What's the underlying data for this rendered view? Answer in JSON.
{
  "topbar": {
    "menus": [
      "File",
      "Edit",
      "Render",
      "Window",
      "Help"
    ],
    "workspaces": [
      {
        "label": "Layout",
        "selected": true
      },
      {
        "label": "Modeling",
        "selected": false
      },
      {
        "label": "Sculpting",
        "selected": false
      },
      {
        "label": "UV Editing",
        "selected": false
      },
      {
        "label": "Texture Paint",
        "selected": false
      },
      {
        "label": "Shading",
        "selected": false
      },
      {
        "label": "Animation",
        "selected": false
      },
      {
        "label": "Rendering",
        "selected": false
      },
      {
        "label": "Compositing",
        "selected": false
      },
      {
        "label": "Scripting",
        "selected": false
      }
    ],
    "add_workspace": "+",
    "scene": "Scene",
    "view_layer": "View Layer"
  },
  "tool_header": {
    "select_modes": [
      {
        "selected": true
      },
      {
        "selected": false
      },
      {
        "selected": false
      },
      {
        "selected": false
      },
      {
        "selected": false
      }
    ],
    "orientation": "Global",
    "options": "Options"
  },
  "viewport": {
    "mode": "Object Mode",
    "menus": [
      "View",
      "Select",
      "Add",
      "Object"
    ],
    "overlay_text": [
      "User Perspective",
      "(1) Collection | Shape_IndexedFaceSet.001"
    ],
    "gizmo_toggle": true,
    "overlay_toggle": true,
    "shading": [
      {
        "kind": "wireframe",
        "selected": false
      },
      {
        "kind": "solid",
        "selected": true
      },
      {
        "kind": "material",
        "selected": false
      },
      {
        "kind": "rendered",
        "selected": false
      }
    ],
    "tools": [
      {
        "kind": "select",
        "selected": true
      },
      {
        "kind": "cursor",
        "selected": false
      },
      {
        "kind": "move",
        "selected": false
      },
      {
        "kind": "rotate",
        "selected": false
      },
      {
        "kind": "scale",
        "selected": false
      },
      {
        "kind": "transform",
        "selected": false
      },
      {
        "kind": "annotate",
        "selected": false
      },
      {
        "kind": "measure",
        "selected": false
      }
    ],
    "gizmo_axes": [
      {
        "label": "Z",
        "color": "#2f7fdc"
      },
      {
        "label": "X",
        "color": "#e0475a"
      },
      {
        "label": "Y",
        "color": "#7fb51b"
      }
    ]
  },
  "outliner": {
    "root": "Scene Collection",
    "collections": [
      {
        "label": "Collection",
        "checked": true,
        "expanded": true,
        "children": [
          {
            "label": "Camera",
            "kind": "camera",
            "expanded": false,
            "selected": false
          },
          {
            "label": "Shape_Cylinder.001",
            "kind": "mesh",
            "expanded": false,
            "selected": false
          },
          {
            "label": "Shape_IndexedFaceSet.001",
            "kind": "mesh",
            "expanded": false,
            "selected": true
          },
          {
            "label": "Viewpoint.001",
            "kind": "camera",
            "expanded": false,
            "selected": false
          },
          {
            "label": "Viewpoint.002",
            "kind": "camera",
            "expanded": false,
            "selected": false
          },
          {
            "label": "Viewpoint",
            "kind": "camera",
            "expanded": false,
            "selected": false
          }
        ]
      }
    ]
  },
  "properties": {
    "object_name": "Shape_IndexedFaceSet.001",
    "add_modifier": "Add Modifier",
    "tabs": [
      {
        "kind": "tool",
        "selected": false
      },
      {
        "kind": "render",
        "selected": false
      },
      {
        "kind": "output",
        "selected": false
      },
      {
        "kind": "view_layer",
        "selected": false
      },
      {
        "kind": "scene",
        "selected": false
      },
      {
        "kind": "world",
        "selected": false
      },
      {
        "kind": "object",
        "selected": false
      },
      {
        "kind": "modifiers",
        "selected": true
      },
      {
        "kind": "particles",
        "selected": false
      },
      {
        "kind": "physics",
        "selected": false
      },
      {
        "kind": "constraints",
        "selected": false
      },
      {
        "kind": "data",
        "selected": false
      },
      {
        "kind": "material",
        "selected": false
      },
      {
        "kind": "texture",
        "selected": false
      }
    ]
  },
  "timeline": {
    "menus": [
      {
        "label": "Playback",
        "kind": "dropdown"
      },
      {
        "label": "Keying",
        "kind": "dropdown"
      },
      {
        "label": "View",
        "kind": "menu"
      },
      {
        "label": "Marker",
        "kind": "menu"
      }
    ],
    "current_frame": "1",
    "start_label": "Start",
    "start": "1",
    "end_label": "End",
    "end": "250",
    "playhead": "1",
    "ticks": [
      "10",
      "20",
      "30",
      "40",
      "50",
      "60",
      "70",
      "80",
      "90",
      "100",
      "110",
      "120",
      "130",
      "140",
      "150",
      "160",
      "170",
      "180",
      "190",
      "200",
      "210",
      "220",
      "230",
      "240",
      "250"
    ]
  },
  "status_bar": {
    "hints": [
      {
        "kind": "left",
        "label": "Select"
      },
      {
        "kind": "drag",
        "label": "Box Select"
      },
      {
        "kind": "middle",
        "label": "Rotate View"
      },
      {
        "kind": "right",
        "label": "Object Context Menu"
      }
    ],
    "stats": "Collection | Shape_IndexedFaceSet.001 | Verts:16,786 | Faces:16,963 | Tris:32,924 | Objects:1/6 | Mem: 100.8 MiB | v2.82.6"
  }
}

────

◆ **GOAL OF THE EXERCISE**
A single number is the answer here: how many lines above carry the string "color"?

◆ **TASK OUTPUT**
3